Friday, November 6, 2009

Leo Africanus Blog 2

This week's readings again taught us more cultural and societal norms in the 15th century in Spain and Morocco through the journey of Hasan, Leo Africanus. These readings describe some major changed in the lives of Hasan and his family; the adjustment to Fez, Morroco after fleeing from Spain, Hasan's grandmother dying, Hasan's first experience at school, and the marriage negotiations for both Hasan and his sister, Miriam.
The first major event, the death of Hasan's grandmother, really demonstrates the sociology of the family at this time and place in history and gives us a glimpse into the culture of 15th century Morroco. The most striking thing for me was when it says on page 102, "Death is a celebration. A spectacle". Although this is also the case in some Western traditions I believe this practice is more common in the Middle East. Yes, the family mourns for the loss, but they look at death as a celebration of the deceased life. This is reiterated when Astaghfirullah preaches, "Too often, at funerals, I hear men and women believers cursing death. But Death is a gift from the Most High, and one cannot curse that which comes from Him". Additionally, the emphasis and importance of religion in this culture is again revealed. In the description of the death and ceremonies after, you can also see the people's longing for their old home, Granada. Many times the phrase "Granadas of Fez" is mentioned in conjunction with a "good death" or a "peaceful life". It is palpable that Hasan's family and friends miss their homeland.
Another important point in these readings is the obvious maturity of Hasan, now a twelve year old boy. Not only going to school and meeting new people, but his experience with the lions and death proves this. He comments on life, and uses the lions as a metaphor. He describes them as the bravest of all animals, but then in the conclusion of the chapter, he says, "At the age of twelve I still believed that as between beasts and men the former could do the most damage". He is showing his maturity in thought process.
Yet another staple of the culture in this time period, was the arranged marriage. The negotiations between Hasan and his father, both about his marriage and his sister's demonstrate the tradition of the time. Marriage was an opportunity to make connections in society, gain wealth and allies, and to protect one's family; in this way the opinion of the engaged usually did not matter. We see this in both Hasan and Miriam. Hasan's father is willing to give his daughter away even though he knows that the man has a history of violence against women. The idea of marriage was completely different then compared to now. Overall, I really enjoyed the book again this week. The prose is a great way for us to learn about this time period and its culture and to enjoy reading at the same time.
The only questions I have are: what do people today think about arranged marriages? There is an argument that because of the extremely high divorce rate in the US something is off with the institution of marriage. Some argue that arranged marriages last longer and have more happiness. What is your opinion on this?

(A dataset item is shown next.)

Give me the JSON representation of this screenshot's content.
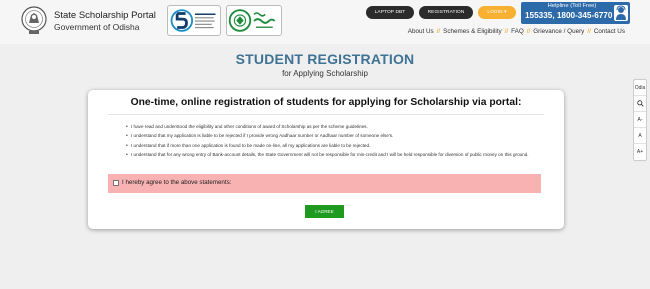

  1. I dont believe so. I believe arranged marriages are political and that they are carried out for both families to gain something from the other that they are missing. I do believe that they last longer because they are forced upon a person and in order to keep what each family gained the marriage has to last.

  2. That's a really interesting question, but while arranged marriages might last longer, I do not believe that I could ever be truly happy. I could never imagine giving up love for a politically or otherwise arranged marriage. I do not know if I believe that the divorce rate is associated with the institution of marriage, but I more feel that people rush into it. and I completely agree with you about this weeks reading being interesting, and I like learning about the culture through books like this one.